Once you've measured the ADC reading of a thermistor voltage divider, and compensated for ADC gain and offset, there are a number of ways you can convert that ADC reading to a temperature. (Remember, the relationship between voltage divider output and NTC thermistor temperature is a nonlinear operation.) Two ways not to do this are:
Lookup tables are simple. They're arrays of numbers that convert an index to an output. But they're also space hogs for the amount of accuracy you get out of them. With a 12-bit ADC, you're either going to need a 4096-element lookup table, or you're going to have to interpolate between elements of a smaller lookup table, in which case you need to do some multiplication. By the time you commit to using multiplication, you're generally better off just using a polynomial. So unless you have a lot of extra RAM or ROM (or an 8-bit ADC which only needs a 256-element lookup table) and are using a processor where hardware multiplication isn't available (no "multiply" assembly instruction), a lookup table is a poor choice for converting ADC voltage to temperature.
The other important thing to note is that while you can convert between ADC reading and thermistor resistance, and then from thermistor resistance to temperature, in almost all cases this two-step process is unnecessary and a poor choice. You don't really care what the thermistor's resistance is! You care what temperature it is. And on top of that, if you try to compute the thermistor's resistance, it varies over several orders of magnitude: it's a nearly exponential relationship with temperature, and exponentials are bad things to have to calculate with fixed-point math. (thought experiment: a Quality Z 10K thermistor at 25C will be 32.6K at 0 C, and 679 ohms at 100C. If you want 1% numerical accuracy, that means a dynamic range of 32.6K / (1% of 679 ohms) = 4800:1, which is possible in 16-bit math but doesn't leave much room in case you suddenly find out you need to sense temperature from -10 C or -20 C)

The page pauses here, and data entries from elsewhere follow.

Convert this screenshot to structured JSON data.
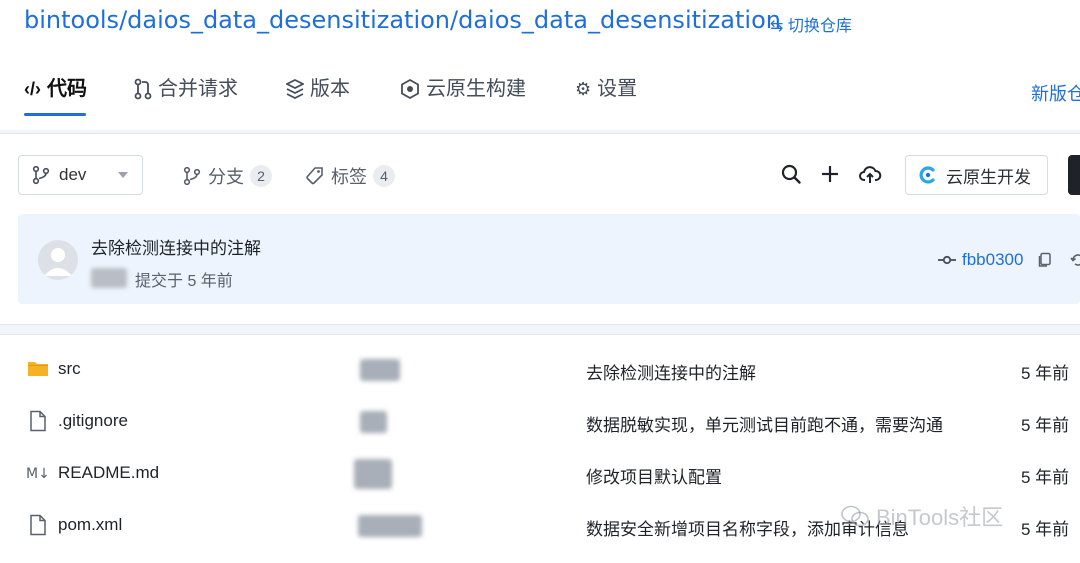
{
  "header": {
    "repo_path": "bintools/daios_data_desensitization/daios_data_desensitization",
    "switch_repo_label": "⇆ 切换仓库",
    "new_version_label": "新版仓"
  },
  "tabs": [
    {
      "icon": "code-icon",
      "label": "代码",
      "active": true
    },
    {
      "icon": "pull-request-icon",
      "label": "合并请求"
    },
    {
      "icon": "layers-icon",
      "label": "版本"
    },
    {
      "icon": "cloud-build-icon",
      "label": "云原生构建"
    },
    {
      "icon": "gear-icon",
      "label": "设置"
    }
  ],
  "toolbar": {
    "branch": "dev",
    "branches_label": "分支",
    "branches_count": "2",
    "tags_label": "标签",
    "tags_count": "4",
    "cloud_dev_label": "云原生开发"
  },
  "commit": {
    "message": "去除检测连接中的注解",
    "time": "提交于 5 年前",
    "hash": "fbb0300"
  },
  "files": [
    {
      "type": "folder",
      "icon": "folder-icon",
      "name": "src",
      "message": "去除检测连接中的注解",
      "time": "5 年前"
    },
    {
      "type": "file",
      "icon": "file-icon",
      "name": ".gitignore",
      "message": "数据脱敏实现，单元测试目前跑不通，需要沟通",
      "time": "5 年前"
    },
    {
      "type": "markdown",
      "icon": "markdown-icon",
      "name": "README.md",
      "message": "修改项目默认配置",
      "time": "5 年前"
    },
    {
      "type": "file",
      "icon": "file-icon",
      "name": "pom.xml",
      "message": "数据安全新增项目名称字段，添加审计信息",
      "time": "5 年前"
    }
  ],
  "watermark": "BinTools社区",
  "colors": {
    "accent": "#1e6fd9",
    "folder": "#f5b323",
    "commit_bg": "#eef4fd"
  }
}
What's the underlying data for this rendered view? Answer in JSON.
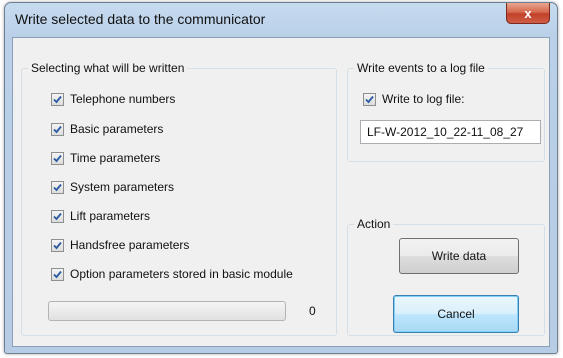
{
  "window": {
    "title": "Write selected data to the communicator",
    "close_glyph": "x"
  },
  "selection_group": {
    "title": "Selecting what will be written",
    "items": [
      {
        "label": "Telephone numbers",
        "checked": true
      },
      {
        "label": "Basic parameters",
        "checked": true
      },
      {
        "label": "Time parameters",
        "checked": true
      },
      {
        "label": "System parameters",
        "checked": true
      },
      {
        "label": "Lift parameters",
        "checked": true
      },
      {
        "label": "Handsfree parameters",
        "checked": true
      },
      {
        "label": "Option parameters stored in basic module",
        "checked": true
      }
    ]
  },
  "progress": {
    "value_text": "0",
    "fraction": 0
  },
  "log_group": {
    "title": "Write events to a log file",
    "checkbox_label": "Write to log file:",
    "checked": true,
    "filename": "LF-W-2012_10_22-11_08_27"
  },
  "action_group": {
    "title": "Action",
    "write_label": "Write data",
    "cancel_label": "Cancel"
  },
  "colors": {
    "titlebar": "#b9d0e8",
    "close_button": "#c2412a",
    "dialog_bg": "#f0f0f0",
    "default_button_border": "#3c7fb1"
  }
}
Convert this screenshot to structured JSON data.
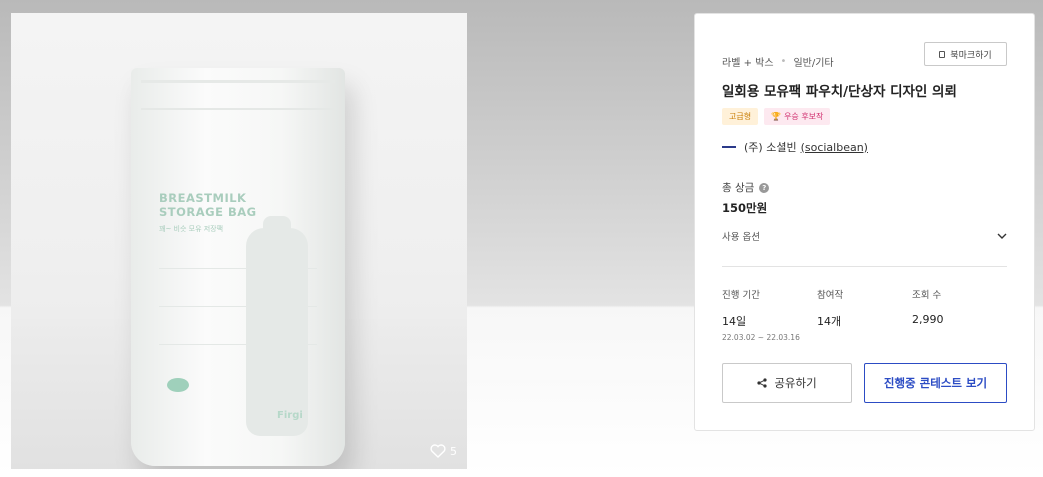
{
  "gallery": {
    "like_count": "5",
    "package_text": {
      "title_line1": "BREASTMILK",
      "title_line2": "STORAGE BAG",
      "subtitle": "꽤~ 비슷 모유 저장팩",
      "brand": "Firgi"
    }
  },
  "info": {
    "breadcrumb": [
      "라벨 + 박스",
      "일반/기타"
    ],
    "bookmark_label": "북마크하기",
    "title": "일회용 모유팩 파우치/단상자 디자인 의뢰",
    "badges": {
      "grade": "고급형",
      "award": "우승 후보작"
    },
    "company": {
      "name": "(주) 소셜빈",
      "link": "(socialbean)"
    },
    "prize": {
      "label": "총 상금",
      "value": "150만원"
    },
    "usage_option_label": "사용 옵션",
    "stats": {
      "period_label": "진행 기간",
      "period_value": "14일",
      "period_dates": "22.03.02 ~ 22.03.16",
      "entries_label": "참여작",
      "entries_value": "14개",
      "views_label": "조회 수",
      "views_value": "2,990"
    },
    "share_label": "공유하기",
    "contest_label": "진행중 콘테스트 보기"
  },
  "colors": {
    "accent": "#2c4cc4",
    "grade_badge": "#c77b00",
    "award_badge": "#d02c6d"
  }
}
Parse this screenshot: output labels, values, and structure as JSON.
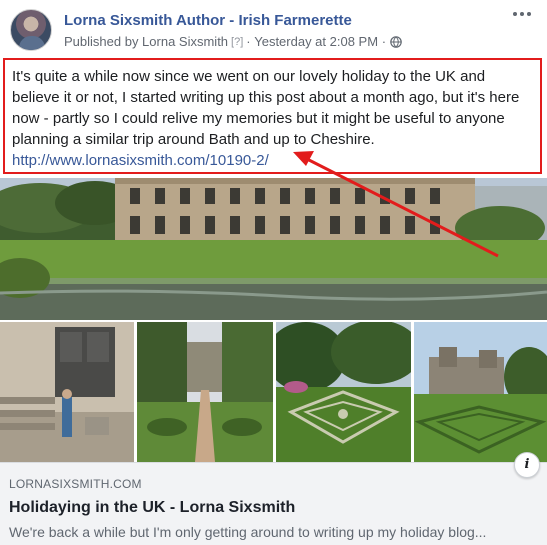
{
  "header": {
    "page_name": "Lorna Sixsmith Author - Irish Farmerette",
    "published_by": "Published by Lorna Sixsmith",
    "help_mark": "[?]",
    "separator": "·",
    "timestamp": "Yesterday at 2:08 PM",
    "separator2": "·",
    "privacy_icon": "globe-icon",
    "more_icon": "ellipsis-icon"
  },
  "post": {
    "text": "It's quite a while now since we went on our lovely holiday to the UK and believe it or not, I started writing up this post about a month ago, but it's here now - partly so I could relive my memories but it might be useful to anyone planning a similar trip around Bath and up to Cheshire.",
    "link": "http://www.lornasixsmith.com/10190-2/",
    "highlight_color": "#e21c1c"
  },
  "link_card": {
    "domain": "LORNASIXSMITH.COM",
    "title": "Holidaying in the UK - Lorna Sixsmith",
    "description": "We're back a while but I'm only getting around to writing up my holiday blog...",
    "info_icon": "i"
  },
  "colors": {
    "link_blue": "#385898",
    "annotation_red": "#e21c1c",
    "card_bg": "#f2f3f5"
  }
}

There's a general lesson here: whenever you have your choice of computations, pick the one that is the most linear possible.
What does this mean? That's another story for a future article, but briefly:
From a qualitative standpoint, take a function you have to calculate and graph it. If it looks kind of like a line, or a line with a little bit of curvature you're in good shape. If it has sharp corners or cusps or quickly turns from steep to shallow, it's going to be difficult to calculate accurately.
From a quantitative standpoint, prefer the lowest-order polynomial that approximates a computation.
In this case, if I did need to know the thermistor's resistance, I would probably express it in logarithmic terms, e.g. calculate log R_{th} rather than R_{th} itself. This is because the relationship between temperature and log R_{th} is closer to a quadratic or cubic polynomial, whereas between temperature and R_{th} is exponential.
It turns out that in most cases the relationship between voltage divider ratio α and temperature is not that nonlinear. Depending on the temperature range you care about, you may be able to get away with a 3rd-order polynomial or even a quadratic.
The approach for doing this approximation is fairly simple:
Whew!
At this point, you may be wondering, how did such a simple problem get so complicated?
Such is engineering! If it were easy, it wouldn't be interesting.